National Treasury had to increase VAT from 14% to 15% in the last budget to raise a much-needed R26 billion.
Sacks explained that a recession can often lead to shortfalls in tax revenue.
“We are in a technical recession; that means the economy is shrinking, and with that comes a reduction in business activity and possibly a reduction in income tax (revenue),” he said.
Sacks continued that while a higher VAT rate will likely cause an outcry, Mboweni may choose to increase the list of zero-rated items, which aren’t subject to VAT, in an attempt to placate SA consumers. There are currently 19 items, mainly made up of food including bread, fresh fruit, vegetables, and legumes.
While female hygiene products such as sanitary pads and tampons were recently among many items suggested by a panel of experts appointed by the National Treasury to be VAT-free, some feel Treasury is dragging their heals regarding the implementation of this, leading to protests.
The bad news regarding our last VAT increase was delivered by then finance minister Malusi Gigaba. Gigaba was since replaced by Nhlanhla Nene, who in turn was replaced by Mboweni after he resigned last week following the revelation that he had met the controversial Gupta family several times while deputy finance minister, something he had previously denied.
South Africans are now hoping for greater stability in government’s finance department, which has seen four different finance ministers take the helm in the past three years.
Journalist Ferial Haffajee recently argued, even before Nene’s departure, that there are “too many” cooks, spoiling “the broth” of SA’s economy.

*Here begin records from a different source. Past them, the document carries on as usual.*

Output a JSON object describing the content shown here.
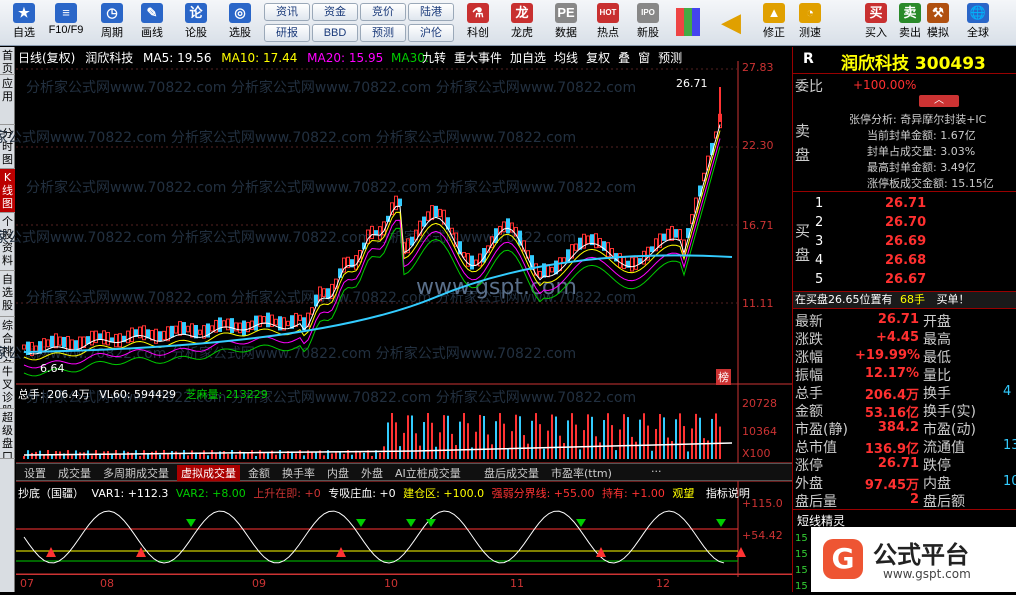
{
  "toolbar": {
    "buttons": [
      {
        "label": "自选",
        "icon": "star-icon",
        "color": "#2a66c8"
      },
      {
        "label": "F10/F9",
        "icon": "f10-icon",
        "color": "#2a66c8"
      },
      {
        "label": "周期",
        "icon": "clock-icon",
        "color": "#2a66c8"
      },
      {
        "label": "画线",
        "icon": "pencil-icon",
        "color": "#2a66c8"
      },
      {
        "label": "论股",
        "icon": "discuss-icon",
        "color": "#2a66c8"
      },
      {
        "label": "选股",
        "icon": "select-icon",
        "color": "#2a66c8"
      },
      {
        "label": "科创",
        "icon": "sci-icon",
        "color": "#c83030"
      },
      {
        "label": "龙虎",
        "icon": "dragon-icon",
        "color": "#c83030"
      },
      {
        "label": "数据",
        "icon": "pe-icon",
        "color": "#888"
      },
      {
        "label": "热点",
        "icon": "hot-icon",
        "color": "#c83030"
      },
      {
        "label": "新股",
        "icon": "ipo-icon",
        "color": "#888"
      },
      {
        "label": "修正",
        "icon": "arrow-up-icon",
        "color": "#e0a000"
      },
      {
        "label": "测速",
        "icon": "speed-icon",
        "color": "#e0a000"
      },
      {
        "label": "买入",
        "icon": "buy-icon",
        "color": "#c83030"
      },
      {
        "label": "卖出",
        "icon": "sell-icon",
        "color": "#2a8a2a"
      },
      {
        "label": "模拟",
        "icon": "hammer-icon",
        "color": "#b05010"
      },
      {
        "label": "全球",
        "icon": "globe-icon",
        "color": "#2a66c8"
      }
    ],
    "small": [
      "资讯",
      "资金",
      "竞价",
      "陆港",
      "研报",
      "BBD",
      "预测",
      "沪伦"
    ]
  },
  "leftbar": [
    {
      "label": "首页",
      "on": false
    },
    {
      "label": "应用",
      "on": false
    },
    {
      "label": "分时图",
      "on": false
    },
    {
      "label": "K线图",
      "on": true
    },
    {
      "label": "个股资料",
      "on": false
    },
    {
      "label": "自选股",
      "on": false
    },
    {
      "label": "综合排名",
      "on": false
    },
    {
      "label": "牛叉诊股",
      "on": false
    },
    {
      "label": "超级盘口",
      "on": false
    }
  ],
  "kline": {
    "header": {
      "period": "日线(复权)",
      "name": "润欣科技",
      "ma5": "MA5: 19.56",
      "ma10": "MA10: 17.44",
      "ma20": "MA20: 15.95",
      "ma30": "MA30:"
    },
    "menus": [
      "九转",
      "重大事件",
      "加自选",
      "均线",
      "复权",
      "叠",
      "窗",
      "预测"
    ],
    "prices": [
      "27.83",
      "22.30",
      "16.71",
      "11.11"
    ],
    "high_label": "26.71",
    "low_label": "6.64",
    "watermarks": [
      "分析家公式网www.70822.com 分析家公式网www.70822.com 分析家公式网www.70822.com"
    ],
    "wm2": "www.gspt.com",
    "board_tag": "榜"
  },
  "volume": {
    "header": {
      "total": "总手: 206.4万",
      "vl60": "VL60: 594429",
      "zhima": "芝麻量: 213229"
    },
    "scale": [
      "20728",
      "10364",
      "X100"
    ]
  },
  "tabs": [
    "设置",
    "成交量",
    "多周期成交量",
    "虚拟成交量",
    "金额",
    "换手率",
    "内盘",
    "外盘",
    "AI立桩成交量",
    "盘后成交量",
    "市盈率(ttm)",
    "···"
  ],
  "indicator": {
    "name": "抄底（国疆）",
    "var1": "VAR1: +112.3",
    "var2": "VAR2: +8.00",
    "up": "上升在即: +0",
    "zhuang": "专吸庄血: +0",
    "jiancang": "建仓区: +100.0",
    "qiangruo": "强弱分界线: +55.00",
    "chiyou": "持有: +1.00",
    "guanwang": "观望",
    "help": "指标说明",
    "scale": [
      "+115.0",
      "+54.42"
    ]
  },
  "xaxis": [
    "07",
    "08",
    "09",
    "10",
    "11",
    "12"
  ],
  "quote": {
    "code_prefix": "R",
    "title": "润欣科技 300493",
    "weibi_label": "委比",
    "weibi": "+100.00%",
    "sell_label": "卖盘",
    "buy_label": "买盘",
    "analysis": [
      "张停分析: 奇异摩尔封装+IC",
      "当前封单金额: 1.67亿",
      "封单占成交量: 3.03%",
      "最高封单金额: 3.49亿",
      "涨停板成交金额: 15.15亿"
    ],
    "bids": [
      {
        "n": "1",
        "p": "26.71"
      },
      {
        "n": "2",
        "p": "26.70"
      },
      {
        "n": "3",
        "p": "26.69"
      },
      {
        "n": "4",
        "p": "26.68"
      },
      {
        "n": "5",
        "p": "26.67"
      }
    ],
    "inbuy": "在买盘26.65位置有",
    "inbuy_qty": "68手",
    "inbuy_tag": "买单！",
    "rows": [
      {
        "l": "最新",
        "v": "26.71",
        "r": "开盘",
        "rv": ""
      },
      {
        "l": "涨跌",
        "v": "+4.45",
        "r": "最高",
        "rv": ""
      },
      {
        "l": "涨幅",
        "v": "+19.99%",
        "r": "最低",
        "rv": ""
      },
      {
        "l": "振幅",
        "v": "12.17%",
        "r": "量比",
        "rv": ""
      },
      {
        "l": "总手",
        "v": "206.4万",
        "r": "换手",
        "rv": "4"
      },
      {
        "l": "金额",
        "v": "53.16亿",
        "r": "换手(实)",
        "rv": ""
      },
      {
        "l": "市盈(静)",
        "v": "384.2",
        "r": "市盈(动)",
        "rv": ""
      },
      {
        "l": "总市值",
        "v": "136.9亿",
        "r": "流通值",
        "rv": "13"
      },
      {
        "l": "涨停",
        "v": "26.71",
        "r": "跌停",
        "rv": ""
      },
      {
        "l": "外盘",
        "v": "97.45万",
        "r": "内盘",
        "rv": "10"
      },
      {
        "l": "盘后量",
        "v": "2",
        "r": "盘后额",
        "rv": ""
      }
    ],
    "jingling": "短线精灵",
    "logo_text": "公式平台",
    "logo_url": "www.gspt.com"
  }
}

“By my count, the ANC alone has six politicians making different economic policy signals,” she said.